"Dedicated": This is straight-up nostalgia—as Mariah and guest Nas discuss in the intro—and amid references to Heavy D, Slick Rick, the Wu-Tang Clan, and Run-D.M.C., the singer looks back on both the records and the romances that have shaped her life. While much of the world is stuck back in the '90s, she and Nas are chilling in '88 and having a ball.
"Beautiful": Mariah's always had a thing for the bad boys, and here, Miguel stars as the red-light-running biker dude who gets her motor going. They both tell each other that beauty is the thing driving their infatuation, and thanks to a retro-futuristic soul backing, the superficiality comes off as kind of sexy. It's like a modern "Stand by Me," only these two can't stand still.
"Thirsty": Backed by Hit-Boy's sparse, spacey hip-hop beat, Mariah dresses down a celeb-whore paramour who only wants to piggyback on her fame. After four songs about love, heartbreak and nostalgia, it's nice to hear our girl get a little feisty.
"Make It Look Good": Sometimes, you know you're getting played, but you decide to just go with it. That's what Mimi does here, and as she lets loose over what sounds like a skipping '80s-era Stevie Wonder record, it's clear she's willing to let this no-good lip-licking Romeo take her for the proverbial ride. Her laugh at the end shows how silly it's meant to be.
"Your Mine (Eternal)": With its simple piano lick, longing lyrics and skittering, minimal beat, the disc's third single harks back to "We Belong Together." Once again, Mariah admits she's powerless in the face of love. There's some of her mega-high-pitched singing toward the end of the track, but this one works because of a simple hook and sentiment. No gymnastics required.
"You Don't Know What to Do": The album's first real chance to dance finds Carey and Wale in the disco, bumping butts like it's 1977. The string sounds are right out of Chic's "Good Times," and the only thing missing is a Nile Rodgers cameo. (Yeah, the guy's busy these days, but she had three years to book it.)
"Supernatural": So begins the recording careers of "Dembabies," aka Mariah and husband Nick Cannon's fraternal twins, Monroe and Moroccan. "Got me lost in the clouds," she sings. "Slowly, keep me here always / You're the only thing that's true." The kiddies bring plenty of A-1 giggle game, making this sappy cut feel pretty damn cute.

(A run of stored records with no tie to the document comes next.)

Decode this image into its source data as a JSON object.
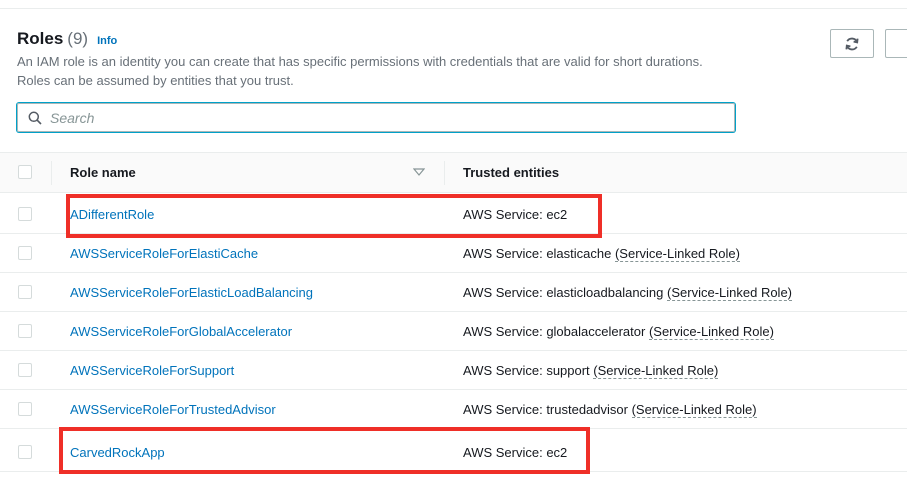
{
  "header": {
    "title": "Roles",
    "count": "(9)",
    "info": "Info",
    "description": "An IAM role is an identity you can create that has specific permissions with credentials that are valid for short durations. Roles can be assumed by entities that you trust."
  },
  "search": {
    "placeholder": "Search",
    "value": ""
  },
  "table": {
    "columns": [
      "Role name",
      "Trusted entities"
    ],
    "rows": [
      {
        "name": "ADifferentRole",
        "service": "AWS Service: ec2",
        "linked": ""
      },
      {
        "name": "AWSServiceRoleForElastiCache",
        "service": "AWS Service: elasticache ",
        "linked": "(Service-Linked Role)"
      },
      {
        "name": "AWSServiceRoleForElasticLoadBalancing",
        "service": "AWS Service: elasticloadbalancing ",
        "linked": "(Service-Linked Role)"
      },
      {
        "name": "AWSServiceRoleForGlobalAccelerator",
        "service": "AWS Service: globalaccelerator ",
        "linked": "(Service-Linked Role)"
      },
      {
        "name": "AWSServiceRoleForSupport",
        "service": "AWS Service: support ",
        "linked": "(Service-Linked Role)"
      },
      {
        "name": "AWSServiceRoleForTrustedAdvisor",
        "service": "AWS Service: trustedadvisor ",
        "linked": "(Service-Linked Role)"
      },
      {
        "name": "CarvedRockApp",
        "service": "AWS Service: ec2",
        "linked": ""
      }
    ]
  },
  "colors": {
    "link": "#0073bb",
    "highlight": "#ef2f28"
  },
  "icons": {
    "refresh": "refresh-icon",
    "search": "search-icon",
    "sort": "sort-down-icon"
  }
}
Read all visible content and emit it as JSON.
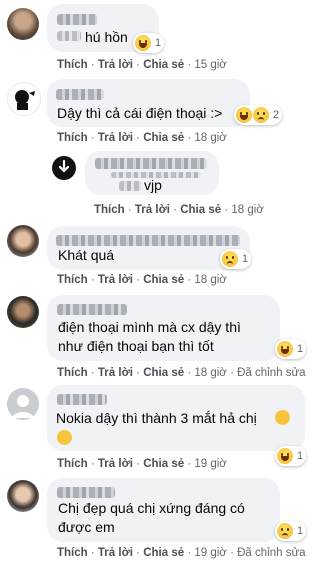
{
  "actions": {
    "like": "Thích",
    "reply": "Trả lời",
    "share": "Chia sẻ",
    "separator": "·",
    "edited": "Đã chỉnh sửa"
  },
  "comments": [
    {
      "text": "hú hồn",
      "time": "15 giờ",
      "reaction_count": "1",
      "reactions": [
        "haha"
      ]
    },
    {
      "text": "Dậy thì cả cái điện thoại :>",
      "time": "18 giờ",
      "reaction_count": "2",
      "reactions": [
        "haha",
        "sad"
      ]
    },
    {
      "text": "vjp",
      "time": "18 giờ"
    },
    {
      "text": "Khát quá",
      "time": "18 giờ",
      "reaction_count": "1",
      "reactions": [
        "sad"
      ]
    },
    {
      "text_line1": "điện thoại mình mà cx dậy thì",
      "text_line2": "như điện thoại bạn thì tốt",
      "time": "18 giờ",
      "reaction_count": "1",
      "reactions": [
        "haha"
      ]
    },
    {
      "text": "Nokia dậy thì thành 3 mắt hả chị",
      "time": "19 giờ",
      "reaction_count": "1",
      "reactions": [
        "haha"
      ],
      "inline_emojis": [
        "thinking-face",
        "grinning-face"
      ]
    },
    {
      "text_line1": "Chị đẹp quá chị xứng đáng có",
      "text_line2": "được em",
      "time": "19 giờ",
      "reaction_count": "1",
      "reactions": [
        "sad"
      ]
    }
  ]
}
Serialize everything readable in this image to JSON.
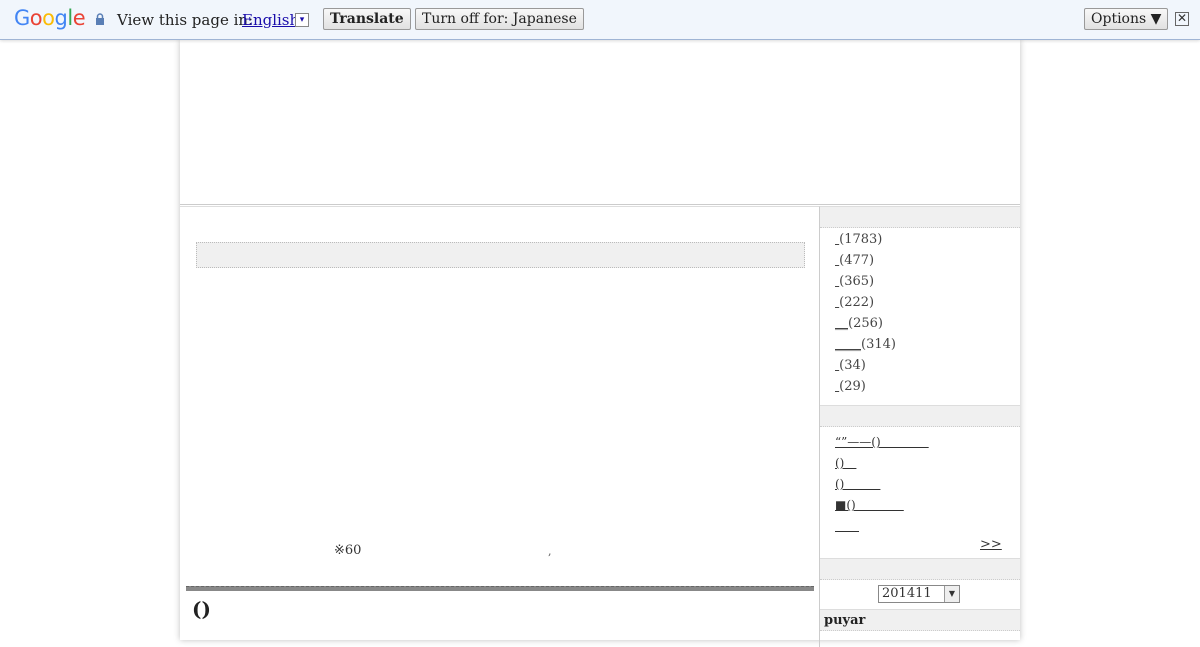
{
  "translate_bar": {
    "logo": "Google",
    "view_text": "View this page in:",
    "language": "English",
    "dropdown_glyph": "▾",
    "translate_label": "Translate",
    "turn_off_label": "Turn off for: Japanese",
    "options_label": "Options ▼",
    "close_glyph": "✕",
    "lock_icon": "lock-icon"
  },
  "content": {
    "note": "※60",
    "comma": ",",
    "post_title": "()"
  },
  "sidebar": {
    "categories": [
      {
        "prefix": "",
        "count": "(1783)"
      },
      {
        "prefix": "",
        "count": "(477)"
      },
      {
        "prefix": "",
        "count": "(365)"
      },
      {
        "prefix": "",
        "count": "(222)"
      },
      {
        "prefix": "__",
        "count": "(256)"
      },
      {
        "prefix": "____",
        "count": "(314)"
      },
      {
        "prefix": "",
        "count": "(34)"
      },
      {
        "prefix": "",
        "count": "(29)"
      }
    ],
    "recent_links": [
      "“”——()＿＿＿＿",
      "()＿",
      "()＿＿＿",
      "■()＿＿＿＿",
      "＿＿"
    ],
    "more_label": ">> ",
    "archive_select": "201411",
    "author": "puyar"
  }
}
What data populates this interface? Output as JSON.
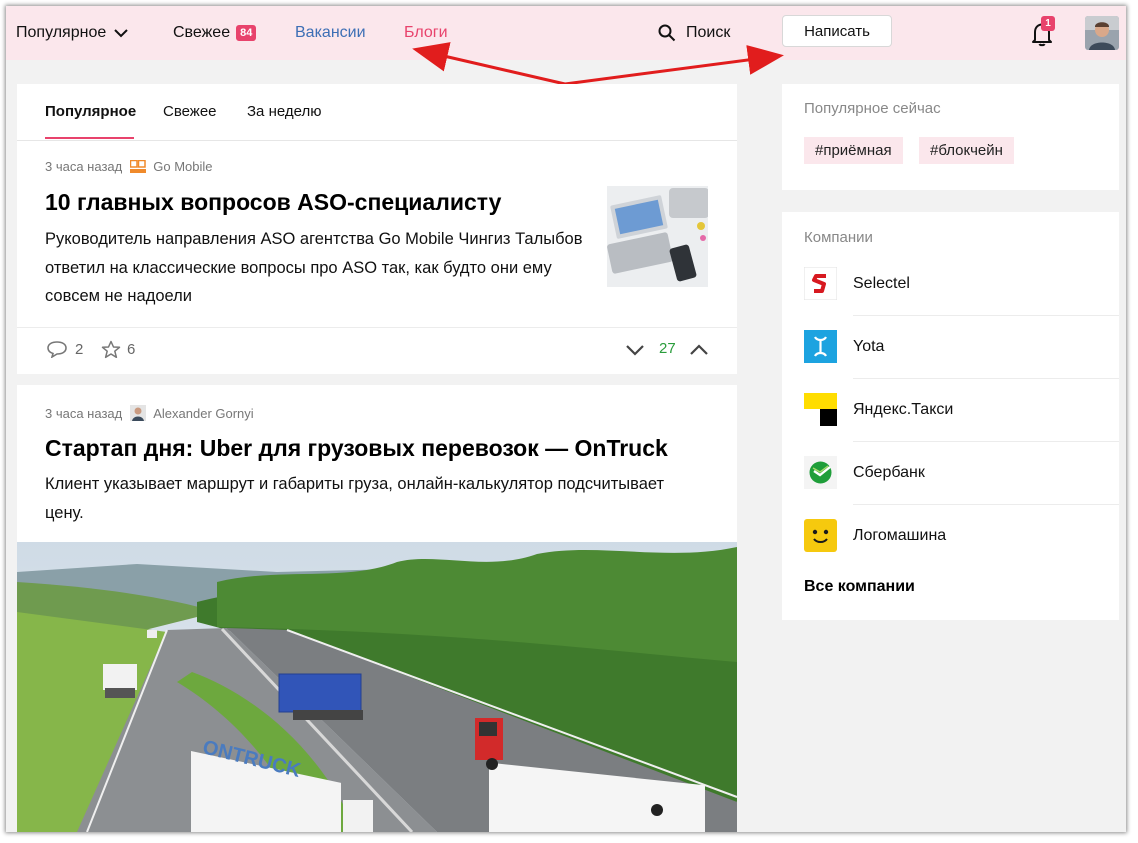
{
  "header": {
    "popular_label": "Популярное",
    "fresh_label": "Свежее",
    "fresh_count": "84",
    "vacancies_label": "Вакансии",
    "blogs_label": "Блоги",
    "search_label": "Поиск",
    "write_label": "Написать",
    "notifications_count": "1"
  },
  "feed": {
    "tabs": [
      "Популярное",
      "Свежее",
      "За неделю"
    ],
    "active_tab": "Популярное",
    "posts": [
      {
        "time": "3 часа назад",
        "author": "Go Mobile",
        "title": "10 главных вопросов ASO-специалисту",
        "lead": "Руководитель направления ASO агентства Go Mobile Чингиз Талыбов ответил на классические вопросы про ASO так, как будто они ему совсем не надоели",
        "comments": "2",
        "favorites": "6",
        "rating": "27"
      },
      {
        "time": "3 часа назад",
        "author": "Alexander Gornyi",
        "title": "Стартап дня: Uber для грузовых перевозок — OnTruck",
        "lead": "Клиент указывает маршрут и габариты груза, онлайн-калькулятор подсчитывает цену.",
        "photo_caption": "ONTRUCK"
      }
    ]
  },
  "sidebar": {
    "popular_now_label": "Популярное сейчас",
    "tags": [
      "#приёмная",
      "#блокчейн"
    ],
    "companies_label": "Компании",
    "companies": [
      {
        "name": "Selectel",
        "icon": "selectel-logo"
      },
      {
        "name": "Yota",
        "icon": "yota-logo"
      },
      {
        "name": "Яндекс.Такси",
        "icon": "yandex-taxi-logo"
      },
      {
        "name": "Сбербанк",
        "icon": "sberbank-logo"
      },
      {
        "name": "Логомашина",
        "icon": "logomashina-logo"
      }
    ],
    "all_companies_label": "Все компании"
  },
  "colors": {
    "accent": "#e8436c",
    "header_bg": "#fbe7ec",
    "link_blue": "#3d6fb5",
    "rating_green": "#2a9d3c",
    "annotation_red": "#e11d1d"
  }
}
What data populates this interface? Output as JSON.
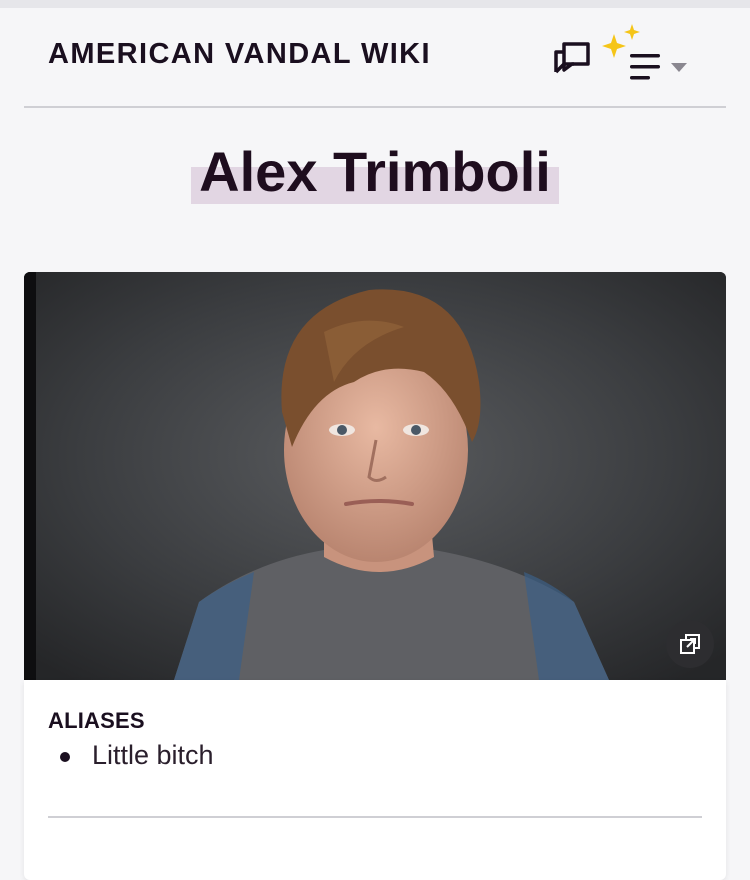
{
  "header": {
    "wiki_name": "AMERICAN VANDAL WIKI",
    "icons": [
      "discussion-icon",
      "sparkle-icon",
      "menu-icon",
      "caret-down-icon"
    ],
    "accent_color": "#f5c518"
  },
  "page": {
    "title": "Alex Trimboli",
    "title_highlight_color": "#e2d6e3"
  },
  "infobox": {
    "image_alt": "Alex Trimboli",
    "expand_icon": "expand-image-icon",
    "fields": [
      {
        "label": "ALIASES",
        "values": [
          "Little bitch"
        ]
      }
    ]
  }
}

"Meteorite": Having professed her love for the twins, Carey hires a sitter and heads back to the club. This time, it's Q-Tip providing the disco beat, and as Mariah gets down, she offers up some commentary on celebrity culture, comparing a female star — perhaps herself — to the titular bit of flaming space rock. If she's talking about crashing and burning, she makes it sound pretty hot.
"Camouflage": For all her vocal skill, Mariah can't sell every earnest piano ballad, and this one simply falls flat. The lyrics are stock and the melody doesn't stick, and if anything, it's a breather between the preceding smooth groover and the absolute banger waiting on deck.
"Money": Every R&B album needs a "money don't mean nothing" jam, and here, Mariah and Fabolous get anti-materialistic over a thumping Hit-Boy beat. How strong is this love Mariah and Fab are singing about? It evidently trumps "holidays" and "hollandaise," and that's saying something, 'cause eggs Benny is mad delicious.
"One More Try": On her last album, Mariah covered Foreigner. She shows much better '80s taste with this update of George Michael's "One More Try." The production borders on schmaltzy, but at least this Long Island girl didn't go the Journey route or—worse yet—show some tri-state love with a Bon Jovi remake.
"Heavenly (No Ways Tired / Can't Give Up Now)": With a full choir on board, Mariah gets behind the wheel of a gospel tour bus and floors it toward salvation. It's even schmaltzier than the George Michael cover, but hey, middle school glee clubs need songs to sing at graduation, so this thing serves at least one purpose.